EXERCISE -
Where in the data does the word "time" appear? Find those lines and copy them.

Element data from apps and pages
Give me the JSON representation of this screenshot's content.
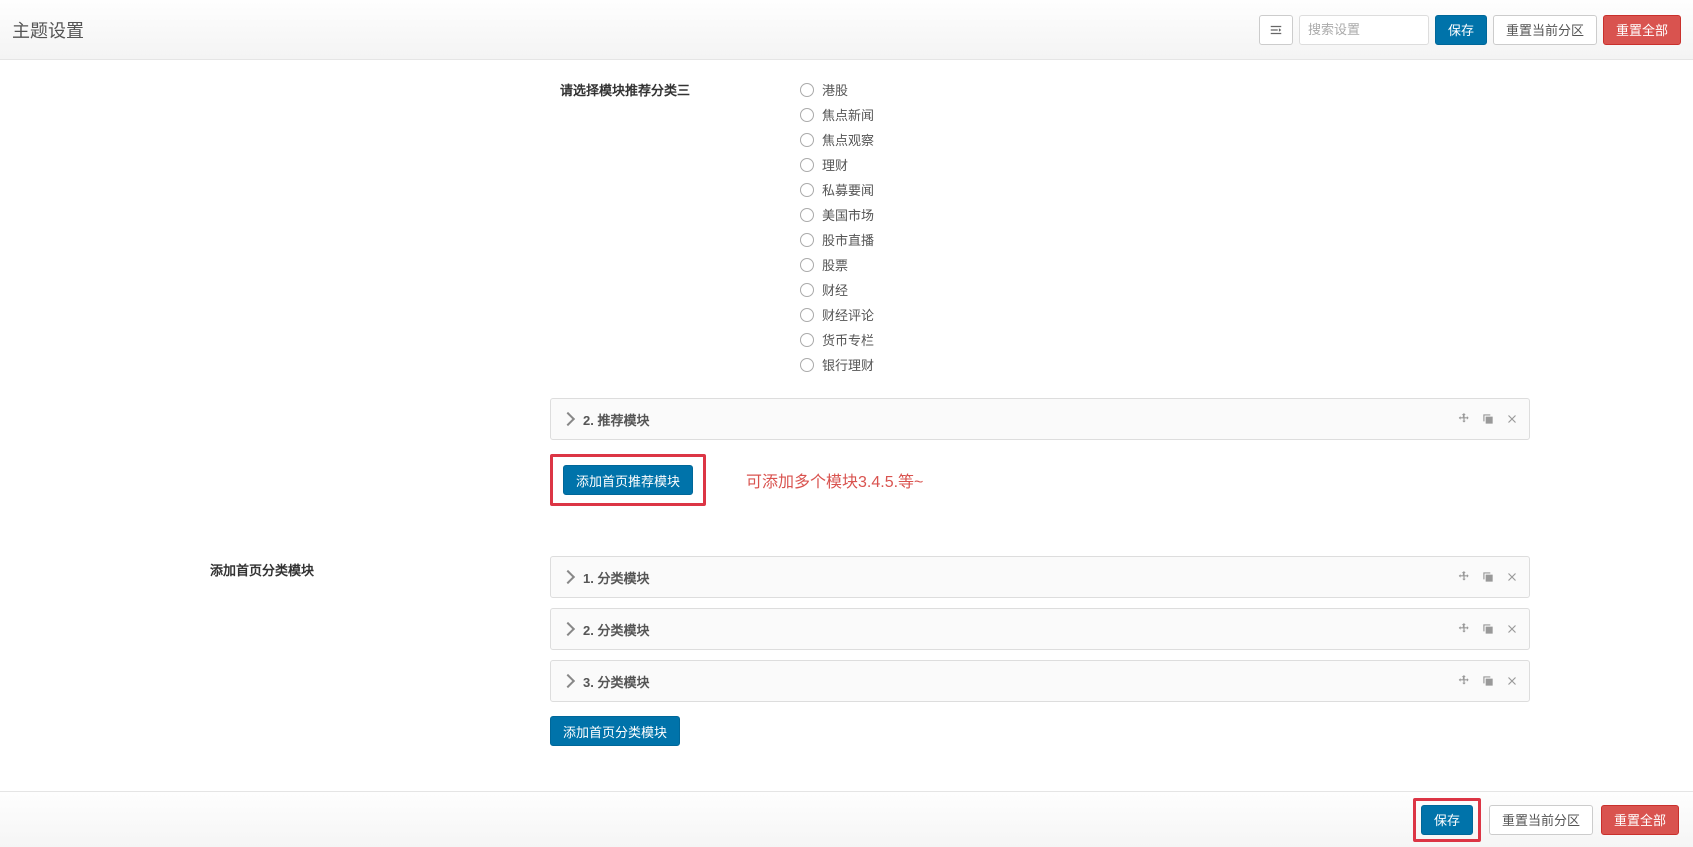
{
  "header": {
    "title": "主题设置",
    "search_placeholder": "搜索设置",
    "save_label": "保存",
    "reset_current_label": "重置当前分区",
    "reset_all_label": "重置全部"
  },
  "radio_group": {
    "label": "请选择模块推荐分类三",
    "options": [
      "港股",
      "焦点新闻",
      "焦点观察",
      "理财",
      "私募要闻",
      "美国市场",
      "股市直播",
      "股票",
      "财经",
      "财经评论",
      "货币专栏",
      "银行理财"
    ]
  },
  "recommend_modules": {
    "item_title": "2. 推荐模块",
    "add_button": "添加首页推荐模块",
    "hint": "可添加多个模块3.4.5.等~"
  },
  "category_section": {
    "label": "添加首页分类模块",
    "items": [
      "1. 分类模块",
      "2. 分类模块",
      "3. 分类模块"
    ],
    "add_button": "添加首页分类模块"
  },
  "footer": {
    "save_label": "保存",
    "reset_current_label": "重置当前分区",
    "reset_all_label": "重置全部"
  }
}
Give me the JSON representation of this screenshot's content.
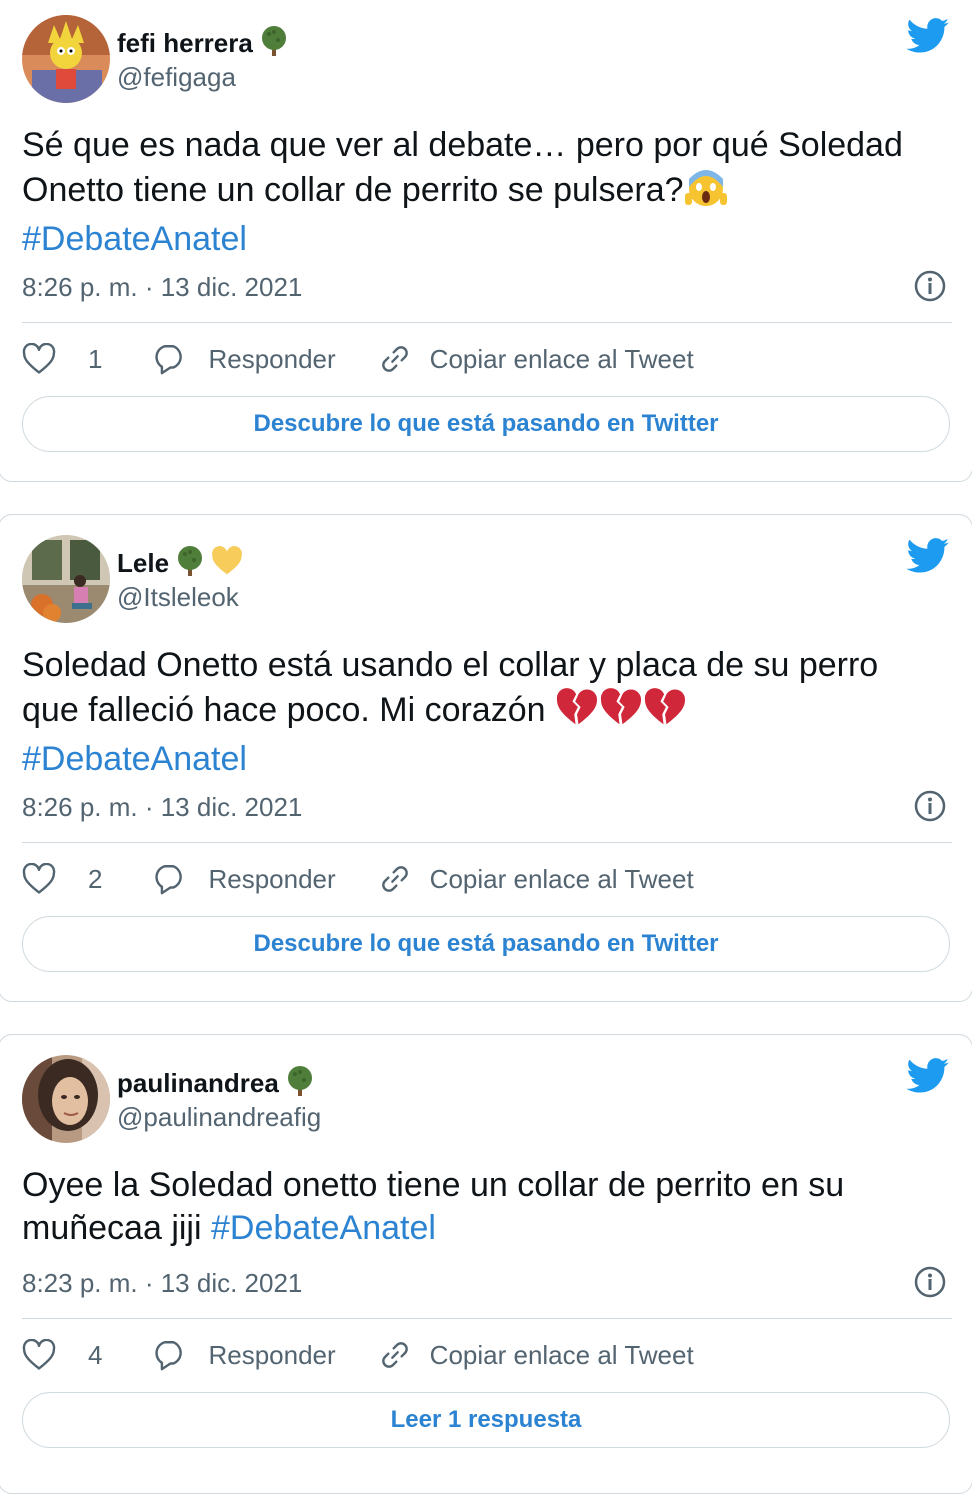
{
  "tweets": [
    {
      "name": "fefi herrera",
      "handle": "@fefigaga",
      "text": "Sé que es nada que ver al debate… pero por qué Soledad Onetto tiene un collar de perrito se pulsera?",
      "hashtag": "#DebateAnatel",
      "time": "8:26 p. m. · 13 dic. 2021",
      "likes": "1",
      "reply_label": "Responder",
      "copy_label": "Copiar enlace al Tweet",
      "cta": "Descubre lo que está pasando en Twitter"
    },
    {
      "name": "Lele",
      "handle": "@Itsleleok",
      "text": "Soledad Onetto está usando el collar y placa de su perro que falleció hace poco. Mi corazón",
      "hashtag": "#DebateAnatel",
      "time": "8:26 p. m. · 13 dic. 2021",
      "likes": "2",
      "reply_label": "Responder",
      "copy_label": "Copiar enlace al Tweet",
      "cta": "Descubre lo que está pasando en Twitter"
    },
    {
      "name": "paulinandrea",
      "handle": "@paulinandreafig",
      "text": "Oyee la Soledad onetto tiene un collar de perrito en su muñecaa jiji",
      "hashtag": "#DebateAnatel",
      "time": "8:23 p. m. · 13 dic. 2021",
      "likes": "4",
      "reply_label": "Responder",
      "copy_label": "Copiar enlace al Tweet",
      "cta": "Leer 1 respuesta"
    }
  ],
  "colors": {
    "link": "#2b83d1",
    "muted": "#536471",
    "twitter_blue": "#1d9bf0",
    "border": "#cfd9de"
  },
  "icons": [
    "twitter-bird-icon",
    "tree-emoji-icon",
    "yellow-heart-emoji-icon",
    "screaming-face-emoji-icon",
    "broken-heart-emoji-icon",
    "info-icon",
    "heart-icon",
    "reply-bubble-icon",
    "link-icon"
  ]
}
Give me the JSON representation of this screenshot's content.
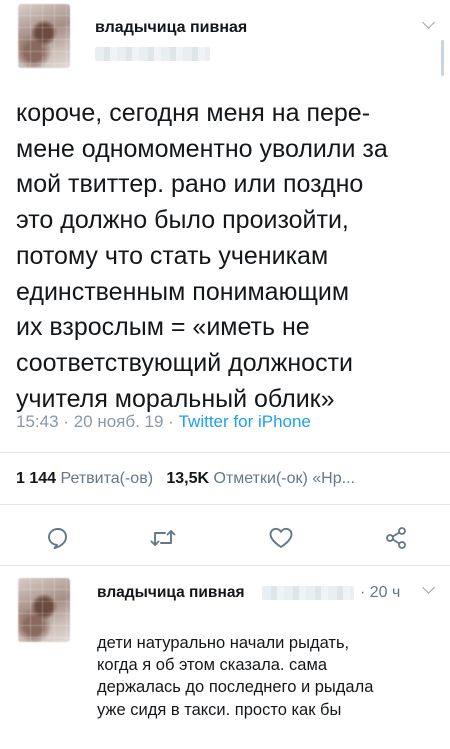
{
  "tweet": {
    "author_name": "владычица пивная",
    "text_lines": [
      "короче, сегодня меня на пере-",
      "мене одномоментно уволили за",
      "мой твиттер. рано или поздно",
      "это должно было произойти,",
      "потому что стать ученикам",
      "единственным понимающим",
      "их взрослым = «иметь не",
      "соответствующий должности",
      "учителя моральный облик»"
    ],
    "time": "15:43",
    "date": "20 нояб. 19",
    "separator": "·",
    "source": "Twitter for iPhone",
    "stats": {
      "retweets_count": "1 144",
      "retweets_label": "Ретвита(-ов)",
      "likes_count": "13,5K",
      "likes_label": "Отметки(-ок)",
      "extra": "«Нр..."
    },
    "actions": [
      "reply-icon",
      "retweet-icon",
      "like-icon",
      "share-icon"
    ]
  },
  "reply": {
    "author_name": "владычица пивная",
    "handle_fragment": "...",
    "time": "· 20 ч",
    "text_lines": [
      "дети натурально начали рыдать,",
      "когда я об этом сказала. сама",
      "держалась до последнего и рыдала",
      "уже сидя в такси. просто как бы"
    ]
  },
  "colors": {
    "text": "#14171a",
    "secondary": "#8899a6",
    "link": "#1da1f2",
    "icon": "#657786",
    "divider": "#e1e8ed"
  }
}
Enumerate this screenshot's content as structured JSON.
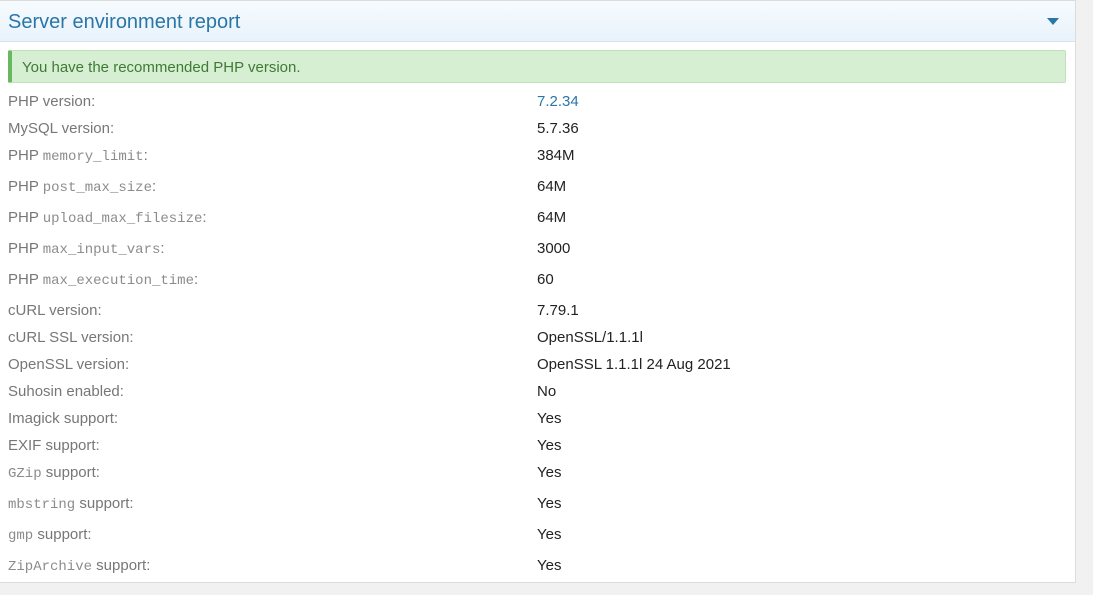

ANSWER SECTION -
      "time": "8:26 p. m. · 13 dic. 2021",
      "time": "8:26 p. m. · 13 dic. 2021",
      "time": "8:23 p. m. · 13 dic. 2021",
    "time": "15:43",
    "time": "· 20 ч",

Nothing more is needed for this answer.